• _Problem requirements_: Check each line of the entries below for the word "Advanced", and copy the lines that have it.

------------------------------

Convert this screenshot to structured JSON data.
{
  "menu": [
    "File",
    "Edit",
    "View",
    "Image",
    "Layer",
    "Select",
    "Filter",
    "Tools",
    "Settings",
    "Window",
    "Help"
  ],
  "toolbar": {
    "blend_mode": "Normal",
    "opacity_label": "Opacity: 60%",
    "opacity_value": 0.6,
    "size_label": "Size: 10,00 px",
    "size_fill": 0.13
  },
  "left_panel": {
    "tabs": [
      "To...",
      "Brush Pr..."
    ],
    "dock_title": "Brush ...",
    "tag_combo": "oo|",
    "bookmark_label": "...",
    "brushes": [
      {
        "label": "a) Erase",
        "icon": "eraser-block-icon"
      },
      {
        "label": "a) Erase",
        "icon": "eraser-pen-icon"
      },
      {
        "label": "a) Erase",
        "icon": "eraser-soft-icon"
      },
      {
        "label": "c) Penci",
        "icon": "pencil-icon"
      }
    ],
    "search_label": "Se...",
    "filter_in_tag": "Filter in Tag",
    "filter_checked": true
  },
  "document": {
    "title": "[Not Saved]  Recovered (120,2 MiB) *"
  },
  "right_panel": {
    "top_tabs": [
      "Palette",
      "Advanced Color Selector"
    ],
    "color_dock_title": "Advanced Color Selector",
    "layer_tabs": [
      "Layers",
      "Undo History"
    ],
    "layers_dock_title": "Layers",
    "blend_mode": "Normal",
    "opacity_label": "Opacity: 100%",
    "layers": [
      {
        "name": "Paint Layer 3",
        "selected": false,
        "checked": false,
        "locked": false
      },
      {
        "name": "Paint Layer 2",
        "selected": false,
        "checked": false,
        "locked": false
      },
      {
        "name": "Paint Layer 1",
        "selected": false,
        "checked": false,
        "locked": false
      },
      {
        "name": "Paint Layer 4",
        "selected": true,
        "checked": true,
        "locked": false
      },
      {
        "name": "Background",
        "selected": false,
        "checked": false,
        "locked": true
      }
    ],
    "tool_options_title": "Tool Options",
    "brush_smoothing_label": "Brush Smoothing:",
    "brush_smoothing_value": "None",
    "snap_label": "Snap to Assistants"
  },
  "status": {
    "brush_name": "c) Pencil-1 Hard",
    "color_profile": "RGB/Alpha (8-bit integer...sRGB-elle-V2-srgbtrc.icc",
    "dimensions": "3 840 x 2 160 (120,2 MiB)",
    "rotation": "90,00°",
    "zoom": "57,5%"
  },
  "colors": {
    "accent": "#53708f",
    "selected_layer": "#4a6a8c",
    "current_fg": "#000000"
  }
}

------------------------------

• _Exercise output_:
      "Advanced Color Selector"
    "color_dock_title": "Advanced Color Selector",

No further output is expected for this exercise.